Czech presidential election fails to produce head of state

Other News Materials 9 February 2008 18:57 (UTC +04:00)

( dpa )- A tight Czech presidential election failed Saturday to produce a result as lawmakers ended a third - and for the moment last - round of voting.

They were left having soon to open a new voting process to elect a president due to hold office for the next five years, including the Czech Republic's presidency of the European Union.

Failure Saturday to choose a president in the third round of voting - where both houses voted together and a majority of present lawmakers was required - meant they must restart the entire process.

The first two rounds of voting took place late on Friday after a protracted battle over whether the new Czech president should be elected by secret or open ballot.

Neither candidate - incumbent Vaclav Klaus, 66, and Czech-US economist Jan Svejnar, 55 - received the needed majority of 140 votes of the 278 lawmakers present in Saturday's last ballot.

The frontrunner, political veteran Klaus, missed re-election by one vote as 139 lawmakers raised their hand in his favour.
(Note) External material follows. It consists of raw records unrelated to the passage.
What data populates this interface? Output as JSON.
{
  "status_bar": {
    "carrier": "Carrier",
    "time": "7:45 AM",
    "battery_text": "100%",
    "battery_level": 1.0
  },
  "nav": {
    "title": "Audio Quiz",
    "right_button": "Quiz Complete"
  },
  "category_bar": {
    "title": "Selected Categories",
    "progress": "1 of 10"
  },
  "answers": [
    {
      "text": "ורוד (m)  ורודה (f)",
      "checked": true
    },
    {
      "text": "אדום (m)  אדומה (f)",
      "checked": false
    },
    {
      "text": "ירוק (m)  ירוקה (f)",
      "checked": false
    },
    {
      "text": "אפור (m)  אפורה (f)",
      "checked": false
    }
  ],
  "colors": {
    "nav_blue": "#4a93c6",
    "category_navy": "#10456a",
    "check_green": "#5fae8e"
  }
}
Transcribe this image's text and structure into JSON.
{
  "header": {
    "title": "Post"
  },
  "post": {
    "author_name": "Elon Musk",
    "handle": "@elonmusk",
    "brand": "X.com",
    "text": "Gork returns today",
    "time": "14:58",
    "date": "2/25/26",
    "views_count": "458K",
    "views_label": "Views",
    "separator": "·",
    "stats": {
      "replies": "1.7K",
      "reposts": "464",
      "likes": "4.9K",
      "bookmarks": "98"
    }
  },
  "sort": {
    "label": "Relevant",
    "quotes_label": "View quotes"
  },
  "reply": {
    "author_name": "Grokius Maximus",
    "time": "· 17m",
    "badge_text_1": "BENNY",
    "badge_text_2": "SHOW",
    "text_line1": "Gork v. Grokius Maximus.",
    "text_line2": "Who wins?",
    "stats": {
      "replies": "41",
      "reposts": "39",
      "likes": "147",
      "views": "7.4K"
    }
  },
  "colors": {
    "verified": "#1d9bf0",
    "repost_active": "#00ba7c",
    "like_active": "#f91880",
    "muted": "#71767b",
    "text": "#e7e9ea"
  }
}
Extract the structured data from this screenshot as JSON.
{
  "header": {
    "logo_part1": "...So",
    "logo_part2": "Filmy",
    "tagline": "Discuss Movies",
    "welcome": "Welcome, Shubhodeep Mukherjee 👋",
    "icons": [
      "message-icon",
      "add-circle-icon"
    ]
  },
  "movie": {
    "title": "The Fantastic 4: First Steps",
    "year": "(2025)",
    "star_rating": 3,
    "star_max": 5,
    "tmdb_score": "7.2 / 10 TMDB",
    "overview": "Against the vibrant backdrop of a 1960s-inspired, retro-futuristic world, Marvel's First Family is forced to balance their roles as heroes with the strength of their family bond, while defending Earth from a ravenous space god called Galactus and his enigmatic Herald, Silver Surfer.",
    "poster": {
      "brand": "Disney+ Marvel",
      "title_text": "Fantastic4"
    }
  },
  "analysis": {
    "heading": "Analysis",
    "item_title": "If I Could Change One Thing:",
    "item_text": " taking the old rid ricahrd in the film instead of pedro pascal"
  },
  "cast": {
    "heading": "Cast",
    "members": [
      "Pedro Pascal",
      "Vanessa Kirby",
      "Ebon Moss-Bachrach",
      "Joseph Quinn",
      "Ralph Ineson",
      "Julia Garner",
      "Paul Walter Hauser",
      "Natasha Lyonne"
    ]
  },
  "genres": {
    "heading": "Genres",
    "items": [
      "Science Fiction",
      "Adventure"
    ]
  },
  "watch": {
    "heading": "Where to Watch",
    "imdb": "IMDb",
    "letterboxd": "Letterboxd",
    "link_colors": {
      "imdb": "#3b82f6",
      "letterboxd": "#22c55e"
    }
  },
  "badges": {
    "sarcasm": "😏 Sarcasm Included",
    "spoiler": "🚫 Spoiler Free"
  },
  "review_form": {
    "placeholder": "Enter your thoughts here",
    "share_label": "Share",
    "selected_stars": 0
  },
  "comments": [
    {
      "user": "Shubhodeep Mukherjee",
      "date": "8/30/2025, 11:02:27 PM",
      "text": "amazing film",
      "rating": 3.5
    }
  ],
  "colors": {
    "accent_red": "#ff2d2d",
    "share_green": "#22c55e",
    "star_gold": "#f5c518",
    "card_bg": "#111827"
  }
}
Political neophyte Svejnar managed to get 113 votes.

Both Klaus and Svejnar told reporters that they were ready to run again.

Klaus - a Euro-sceptic who has also expressed doubt about global warming - symbolizes the post-communist era stressed continuity while pro-European Svejnar offers to take the country to the future.

Three parliamentarians were missing during during the vote, as they allegedly fell ill or even collapsed during the protracted and highly-charged election session that started Friday.

Both camps had been attacking each other Saturday morning to put pressure on individual lawmakers so they would vote in their favour.

On Friday a full afternoon of scrambling over voting procedure preceded the two initial rounds of voting that had also failed to produce a winner.

Czech presidents have limited powers but the office is highly regarded by the public. The president appoints prime ministers, names judges, suggests Constitutional Court judges to the Senate for approval and picks central bankers.